Typically, when I take two very similar photos of something, I expect myself (even force myself) to choose one or the other. I suppose my thinking was that one photo must in fact be superior to the other, which would render the latter unfit for presentation. This time around, I’ve discovered that I don’t want to make that choice, and perhaps that is what it all boils down to. As the artist, it is my obligation to decide whether one is enough or that two views are better than one. The result is that I’m freed up with respect to the other to parts of my question as well, and I don’t have to fall into the trap of coming home at the end of a very successful and creative day needing to select a single image from ten I’m pleased with.
But what happens to the sayings of great photographers that implied something to the tune of them only generating one “portfolio quality” image in a month? I honestly don’t know how to answer that because I have no intention of refuting them or limiting myself in that way. Maybe I’ve never in my life taken a photograph good enough to be placed in such a lofty category, but since my photography is driven by a desire to share, I’m unable to be as selective as some other photographers might.

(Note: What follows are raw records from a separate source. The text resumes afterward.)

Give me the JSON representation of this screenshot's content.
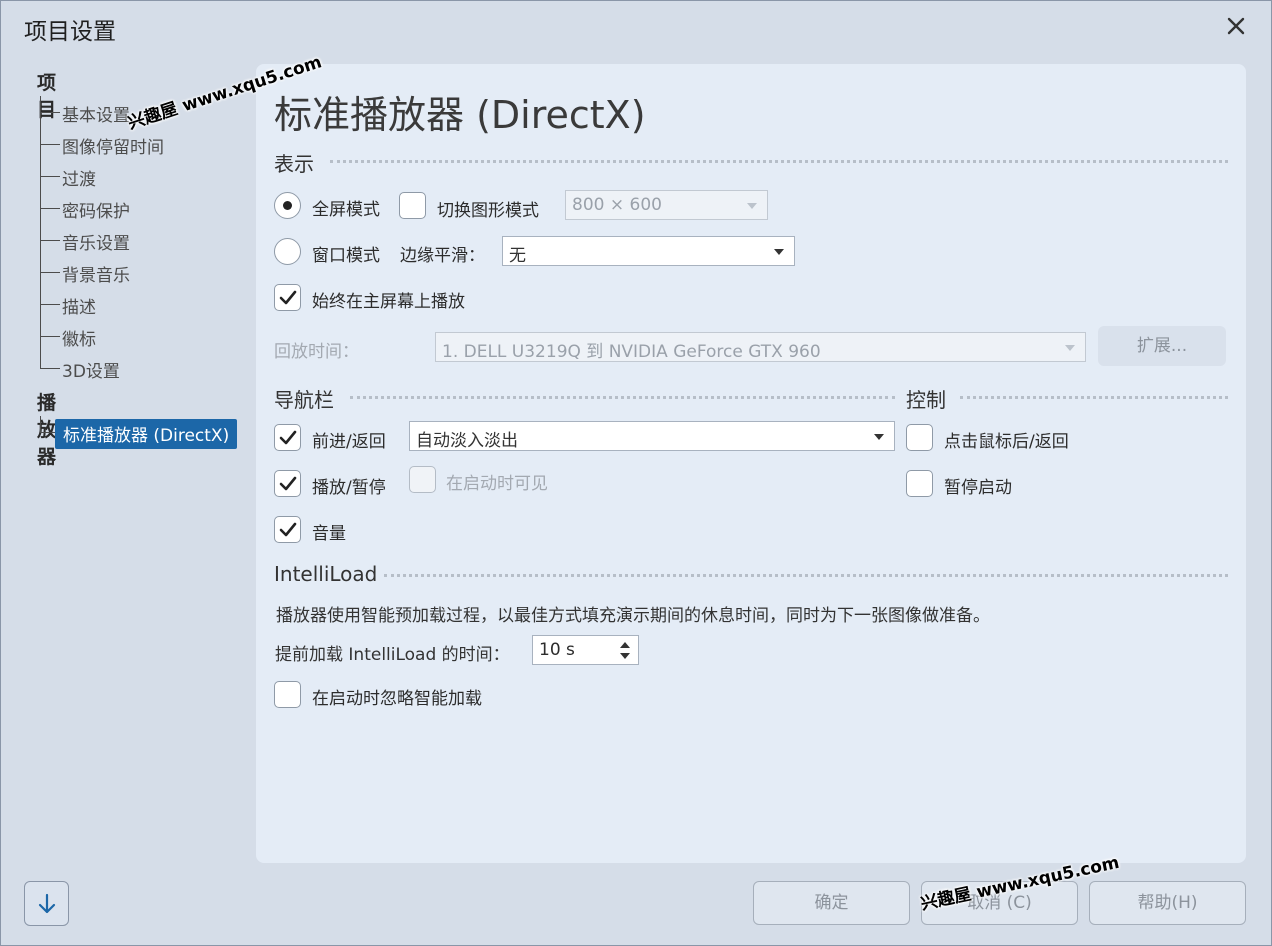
{
  "window": {
    "title": "项目设置"
  },
  "sidebar": {
    "category_project": "项目",
    "project_items": [
      "基本设置",
      "图像停留时间",
      "过渡",
      "密码保护",
      "音乐设置",
      "背景音乐",
      "描述",
      "徽标",
      "3D设置"
    ],
    "category_player": "播放器",
    "player_items": [
      "标准播放器 (DirectX)"
    ]
  },
  "main": {
    "page_title": "标准播放器 (DirectX)",
    "display": {
      "heading": "表示",
      "fullscreen_label": "全屏模式",
      "fullscreen_checked": true,
      "switch_graphics_label": "切换图形模式",
      "switch_graphics_checked": false,
      "resolution_value": "800 × 600",
      "window_mode_label": "窗口模式",
      "window_mode_checked": false,
      "edge_smoothing_label": "边缘平滑：",
      "edge_smoothing_value": "无",
      "always_primary_label": "始终在主屏幕上播放",
      "always_primary_checked": true,
      "playback_time_label": "回放时间：",
      "playback_device_value": "1. DELL U3219Q 到 NVIDIA GeForce GTX 960",
      "extend_button": "扩展..."
    },
    "navbar": {
      "heading": "导航栏",
      "forward_back_label": "前进/返回",
      "forward_back_checked": true,
      "fade_value": "自动淡入淡出",
      "play_pause_label": "播放/暂停",
      "play_pause_checked": true,
      "visible_on_start_label": "在启动时可见",
      "visible_on_start_checked": false,
      "volume_label": "音量",
      "volume_checked": true
    },
    "control": {
      "heading": "控制",
      "click_back_label": "点击鼠标后/返回",
      "click_back_checked": false,
      "pause_start_label": "暂停启动",
      "pause_start_checked": false
    },
    "intelliload": {
      "heading": "IntelliLoad",
      "description": "播放器使用智能预加载过程，以最佳方式填充演示期间的休息时间，同时为下一张图像做准备。",
      "preload_label": "提前加载 IntelliLoad 的时间：",
      "preload_value": "10 s",
      "ignore_label": "在启动时忽略智能加载",
      "ignore_checked": false
    }
  },
  "footer": {
    "ok_button": "确定",
    "cancel_button": "取消 (C)",
    "help_button": "帮助(H)"
  },
  "watermarks": [
    "兴趣屋 www.xqu5.com",
    "兴趣屋 www.xqu5.com"
  ],
  "colors": {
    "selection": "#1c67a8",
    "panel": "#e4ecf6",
    "window_bg": "#d5dde8",
    "accent_icon": "#1c67a8"
  }
}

As usual, everyone is quite different, and we can be sure that there is no reason to force ourselves into being similar. When you are drawn for a second time (or third or fourth) to the same subject, don’t resist the urge to create something new from something familiar. When the scope of your travel doesn’t reach out into new parts of the world, don’t be discouraged. If you find yourself experiencing a breakthrough day, please don’t be afraid to embrace all of it, and I for one, will say thank you.